The symptoms of IBS are often highly uncomfortable, and, since it is so personal for those struggling with it, it can be difficult to muster the courage to speak with a doctor and find treatment. If you think you might have IBS, the first step toward finding help is speaking with your doctor.

 

Only a physician can make a medical diagnosis for IBS and map out possible treatment options. Although it is such a personal topic, finding help for IBS can only start with relinquishing the silly taboo attached to the condition and talking with a doctor about it. 

 

In today’s age of self-diagnosis based on Google searches, people might think they can be their own doctor, but that is almost never the case. This is especially true for IBS. If you are experiencing symptoms of IBS, make an appointment with your doctor.  

 

Symptoms of IBS include: 

  • Altered bowel habits, such as constipation, diarrhea, indigestion, and nausea 
  • Abdominal pain, cramping, or discomfort 

 

Often times, if you’re experiencing these symptoms, you’re like many other Americans who suffer from IBS. Visiting your doctor and talking about your symptoms can help you find treatment that will give you relief. Following your “gut feeling” by visiting your doctor can also help rule out other possible gastrointestinal diseases.

 

With your condition identified, your doctor can set up a treatment plan. While treatment will help, IBS cannot be cured. That is not to say you can’t live a normal comfortable life; although you might deal with IBS for years, it can be managed through treatment. 

 

Treatment

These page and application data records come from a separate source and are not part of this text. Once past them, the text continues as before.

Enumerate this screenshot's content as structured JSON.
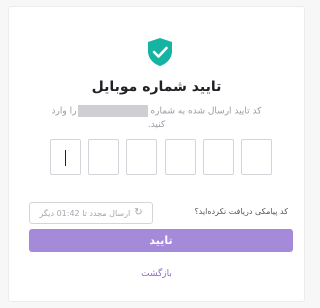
{
  "header": {
    "icon": "shield-check-icon",
    "title": "تایید شماره موبایل"
  },
  "description": {
    "line1_start": "کد تایید ارسال شده به شماره",
    "line1_end": "را وارد",
    "line2": "کنید."
  },
  "otp": {
    "digits": [
      "",
      "",
      "",
      "",
      "",
      ""
    ]
  },
  "resend": {
    "label": "ارسال مجدد تا 01:42 دیگر"
  },
  "not_received": "کد پیامکی دریافت نکرده‌اید؟",
  "confirm_label": "تایید",
  "back_label": "بازگشت",
  "colors": {
    "accent": "#a48ad8",
    "shield": "#15b3a1",
    "link": "#8c6cc8"
  }
}
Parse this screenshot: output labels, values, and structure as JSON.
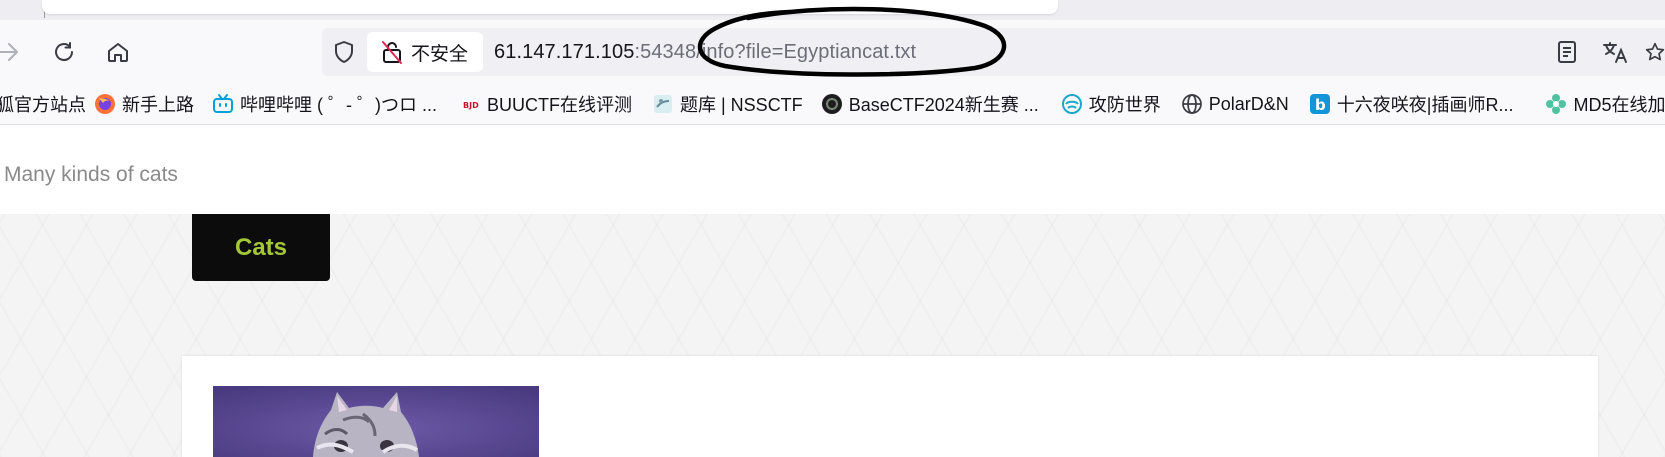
{
  "browser": {
    "nav": {
      "forward_icon": "arrow-right-icon",
      "reload_icon": "reload-icon",
      "home_icon": "home-icon"
    },
    "urlbar": {
      "security_label": "不安全",
      "url_host": "61.147.171.105",
      "url_rest": ":54348/info?file=Egyptiancat.txt"
    }
  },
  "bookmarks": [
    {
      "label": "狐官方站点",
      "icon": "firefox-icon"
    },
    {
      "label": "新手上路",
      "icon": "firefox-icon"
    },
    {
      "label": "哔哩哔哩 ( ゜- ゜)つロ ...",
      "icon": "bilibili-icon"
    },
    {
      "label": "BUUCTF在线评测",
      "icon": "buuctf-icon"
    },
    {
      "label": "题库 | NSSCTF",
      "icon": "nssctf-icon"
    },
    {
      "label": "BaseCTF2024新生赛 ...",
      "icon": "basectf-icon"
    },
    {
      "label": "攻防世界",
      "icon": "adworld-icon"
    },
    {
      "label": "PolarD&N",
      "icon": "globe-icon"
    },
    {
      "label": "十六夜咲夜|插画师R...",
      "icon": "b-icon"
    },
    {
      "label": "MD5在线加",
      "icon": "flower-icon"
    }
  ],
  "page": {
    "site_title": "Many kinds of cats",
    "nav_tab": "Cats"
  },
  "colors": {
    "nav_tab_bg": "#0c0c0c",
    "nav_tab_text": "#a4c639",
    "annotation_stroke": "#000000"
  }
}
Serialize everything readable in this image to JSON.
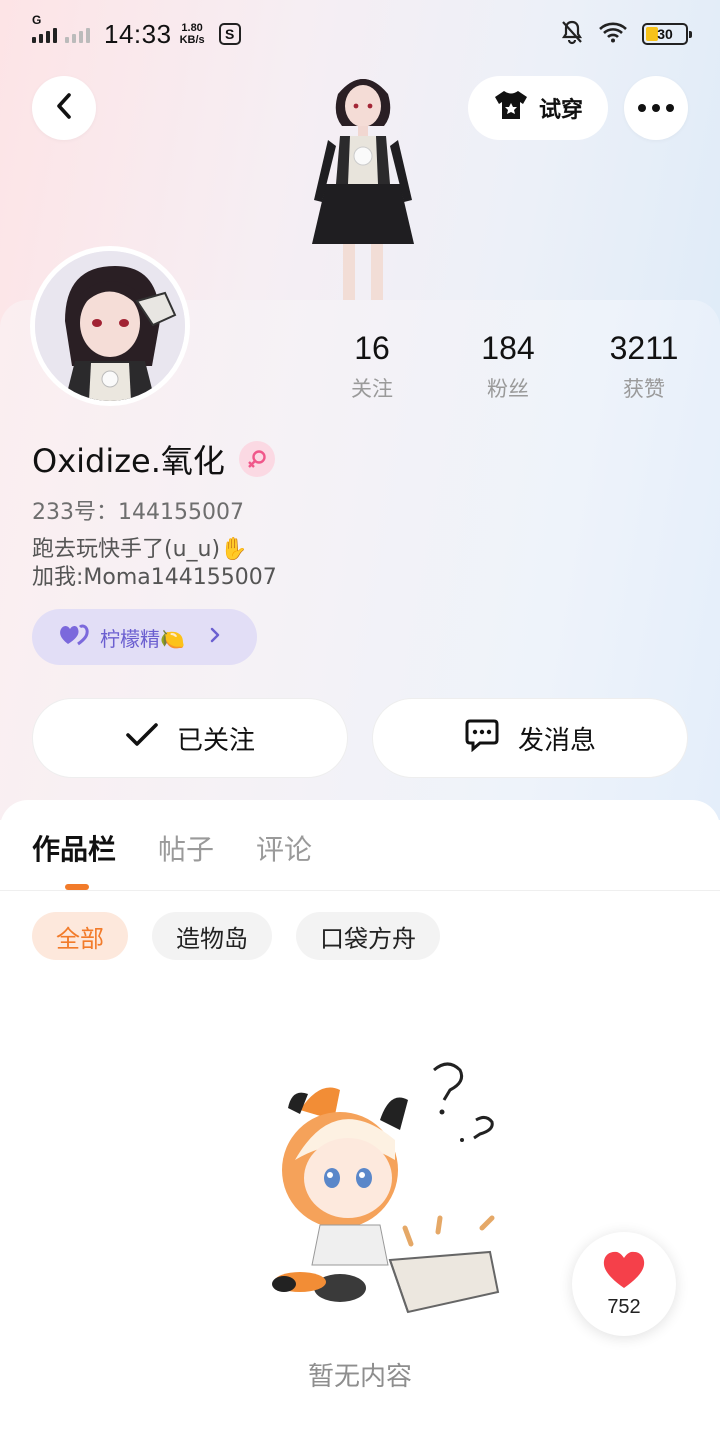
{
  "status_bar": {
    "network": "G",
    "time": "14:33",
    "speed_value": "1.80",
    "speed_unit": "KB/s",
    "battery": "30"
  },
  "header": {
    "tryon_label": "试穿"
  },
  "profile": {
    "stats": [
      {
        "value": "16",
        "label": "关注"
      },
      {
        "value": "184",
        "label": "粉丝"
      },
      {
        "value": "3211",
        "label": "获赞"
      }
    ],
    "username": "Oxidize.氧化",
    "uid": "233号：144155007",
    "bio_lines": [
      "跑去玩快手了(u_u)✋",
      "加我:Moma144155007"
    ],
    "tag_label": "柠檬精🍋",
    "follow_label": "已关注",
    "message_label": "发消息"
  },
  "tabs": [
    {
      "label": "作品栏",
      "active": true
    },
    {
      "label": "帖子",
      "active": false
    },
    {
      "label": "评论",
      "active": false
    }
  ],
  "chips": [
    {
      "label": "全部",
      "active": true
    },
    {
      "label": "造物岛",
      "active": false
    },
    {
      "label": "口袋方舟",
      "active": false
    }
  ],
  "empty_text": "暂无内容",
  "like_fab": {
    "count": "752"
  },
  "colors": {
    "accent": "#f27b2a",
    "tag_text": "#6b5fd0",
    "heart": "#f5404a"
  }
}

Treatment options for IBS are varied, ranging from medication to diet. Some people are able to control their symptoms by managing diet. Eating a high fiber diet and taking fiber supplements has been successful for many people. Self-care such as physical exercise, stress management, and relaxation techniques can also help patients.

 

There are also several classes of drugs that have proven to be helpful for many people. These include antibiotics, antispasmodics, antidiarrheal, or nerve pain medication. While treatment options for IBS is varied, your doctor can help you determine a treatment plan that is best for you. 

 

Improving Quality of Life

Seeking help for IBS is very important, as it greatly affects one’s quality of life. Part of this is its association with bloating, discomfort, and an altered body image for those suffering from it. Quality of life reports from patients with IBS are significantly altered compared to the general population, but seeking medical treatment can help.

 

Although there is a certain taboo and some discomfort surrounding IBS, it’s very important to seek care. If you’ve been suffering from symptoms of IBS, contact your doctor and begin finding treatment to get you back to living a normal, comfortable, happy life.